**Ann Lewis and Roger B. Dannenberg**

This example is based on a class project by Ann Lewis.This project harnesses the power of cellular automata for algorithmic composition. Cellular automata have been applied to graphics and visual patterns as well as music. In this work, the automaton consists of an array of boxes, where each box is initialized to either black or white (on/off, 0/1). At every step the next row/generation (represented visually as below the previous array) is computed from the first array using an update rule on each array element. An update rule (that defines the automaton itself) is simply a function from the array element's parent, and the parent's left and right neighbors. This concept is illustrated here:

A1 A2 A3 ... B1 B2 B3 ...

Let B2 be the element whose value is being computed. B2 is therefore dependent on the values of A1, A2, and A3 only. An example of an update rule would be:

if A1 = A3 and A2 = 1 then B2 = 1, else B2 = 0

There are 2 possible values for each of A1, A2, and A3 which means there are 2^3 = 8 possible configurations. And there are 2^8 = 256 possible functions from A1, A2, and A3 to B2. Therefore there are only 256 possible update rules. Note that the number of possible update rules is not dependent on the number of elements in the array. The rules can be numbered from 0 to 255. In the picture below, rule 30 is used to generate a series of rows, starting with a single "one" in the first row.

Instead of B1 = 1 indicating that a box be colored black and B1 = 0 indicated that a box be colored white, in the music model this will correspond to turning certain sound objects on and off. For example, here we have an array of oscillators.

Osc 60 Osc 65 Osc 67 Osc 70 Osc 75 Osc 76 Osc 79

If only the 1st and 3rd elements are "turned on" this would result in the chord (sum (Osc 60) (Osc 67)). So each array, or level of the automata would correspond to a chord, and the chord progression would change over time as the automata developed.

This feature very versatile, so the user can specify the basic sound array, the duration of each step, and which combining function to bring the activated sounds together. This design allows the user to use any expression to create sounds.

The main function, `cell-aut`

, takes the following parameters:

- an array of sound objects, specified using expressions to be evaluated
- the duration of each time step (also the duration for computing sound objects)
- the update rule to use on array evolution, specified by number (0 - 255)
- the number of iterations/generations the automata should allow itself to grow

Some interesting rules to try are Wolram's two most famous rules: 30 (chaotic) and 90 (fractal patterns).

Here is an outline of the algorithm implemented in `cell-aut.lsp`.

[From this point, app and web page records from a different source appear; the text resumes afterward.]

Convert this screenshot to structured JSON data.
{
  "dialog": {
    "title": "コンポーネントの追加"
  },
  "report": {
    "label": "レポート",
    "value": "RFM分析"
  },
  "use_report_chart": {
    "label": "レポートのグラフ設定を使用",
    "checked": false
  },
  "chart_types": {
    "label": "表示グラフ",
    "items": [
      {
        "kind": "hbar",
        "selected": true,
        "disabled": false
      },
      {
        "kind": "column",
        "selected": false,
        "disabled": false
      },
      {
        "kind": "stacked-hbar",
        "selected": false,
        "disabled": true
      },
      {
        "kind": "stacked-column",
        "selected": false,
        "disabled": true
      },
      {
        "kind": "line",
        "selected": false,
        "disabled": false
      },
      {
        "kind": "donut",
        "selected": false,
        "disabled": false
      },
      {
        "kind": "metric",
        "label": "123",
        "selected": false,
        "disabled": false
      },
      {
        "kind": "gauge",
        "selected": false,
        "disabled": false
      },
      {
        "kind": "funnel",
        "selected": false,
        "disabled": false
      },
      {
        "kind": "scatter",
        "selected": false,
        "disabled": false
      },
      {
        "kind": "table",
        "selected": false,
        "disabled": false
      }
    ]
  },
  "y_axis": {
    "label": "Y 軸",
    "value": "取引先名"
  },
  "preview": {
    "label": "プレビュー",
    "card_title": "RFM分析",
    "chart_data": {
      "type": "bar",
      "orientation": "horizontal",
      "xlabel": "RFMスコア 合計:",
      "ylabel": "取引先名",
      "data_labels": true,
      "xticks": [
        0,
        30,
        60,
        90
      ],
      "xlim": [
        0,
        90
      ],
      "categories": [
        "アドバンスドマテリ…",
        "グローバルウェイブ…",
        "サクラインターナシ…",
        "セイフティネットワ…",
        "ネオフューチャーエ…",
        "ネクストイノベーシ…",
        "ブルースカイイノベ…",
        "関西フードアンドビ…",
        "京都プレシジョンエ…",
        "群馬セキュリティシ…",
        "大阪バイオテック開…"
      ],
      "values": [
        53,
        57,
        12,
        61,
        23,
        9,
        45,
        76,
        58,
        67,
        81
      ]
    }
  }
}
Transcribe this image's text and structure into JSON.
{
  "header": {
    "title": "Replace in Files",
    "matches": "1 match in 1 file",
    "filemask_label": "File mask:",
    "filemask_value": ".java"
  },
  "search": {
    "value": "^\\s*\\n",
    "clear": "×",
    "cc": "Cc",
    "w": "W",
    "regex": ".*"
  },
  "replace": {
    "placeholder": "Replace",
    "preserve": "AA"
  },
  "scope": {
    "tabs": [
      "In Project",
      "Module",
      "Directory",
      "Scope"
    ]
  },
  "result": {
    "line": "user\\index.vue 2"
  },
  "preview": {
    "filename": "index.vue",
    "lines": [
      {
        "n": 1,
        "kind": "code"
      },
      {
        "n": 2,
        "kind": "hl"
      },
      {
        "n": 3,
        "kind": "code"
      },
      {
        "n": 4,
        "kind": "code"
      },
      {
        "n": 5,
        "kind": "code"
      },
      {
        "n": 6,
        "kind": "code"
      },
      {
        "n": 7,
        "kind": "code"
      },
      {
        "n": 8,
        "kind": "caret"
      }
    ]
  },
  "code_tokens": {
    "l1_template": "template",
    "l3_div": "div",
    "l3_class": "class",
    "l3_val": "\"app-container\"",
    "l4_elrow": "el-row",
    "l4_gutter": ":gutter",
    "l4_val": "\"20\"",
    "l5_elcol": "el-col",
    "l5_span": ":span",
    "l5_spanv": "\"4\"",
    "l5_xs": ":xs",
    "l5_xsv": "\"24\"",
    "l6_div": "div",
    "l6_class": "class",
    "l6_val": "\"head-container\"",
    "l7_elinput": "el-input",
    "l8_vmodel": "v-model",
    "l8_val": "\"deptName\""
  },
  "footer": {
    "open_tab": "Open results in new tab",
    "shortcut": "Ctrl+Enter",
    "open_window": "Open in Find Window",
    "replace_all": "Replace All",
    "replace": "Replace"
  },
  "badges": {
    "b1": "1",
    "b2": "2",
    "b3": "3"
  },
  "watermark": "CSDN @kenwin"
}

- create and initialize "current" and "previous" bit lists -- these should have the same length as the sound array the user gave this function) -- potentially there could be a feature here allowing the user to specify the initial state of the array.
- create and initialize the list of sounds to return
- loop iter times
- get the list of currently activated sounds from the "previous" bit list and extract the corresponding sounds from the sound array
- combine this set of sounds with the combining function (specified by the user), and add the resulting sound to the output list
- compute the "current" bit list from the "previous" bit list using the update rule iterated over all the elements -- this wraps around so that endpoints are treated as being adjacent to each other
- set the "previous" bit array to the "current" bit array
- (end loop)

- return the output list of sounds

The file `demos/allewis/cell_aut.lsp`

includes the function `cell-aut-demo`

defined as follows:

(defun cell-aut-demo () (play (scale 0.5 (cell-aut (cell-aut-major-scale) 0.2 30 80))))

so you can run this to hear an example output from the `cell-aut`

function.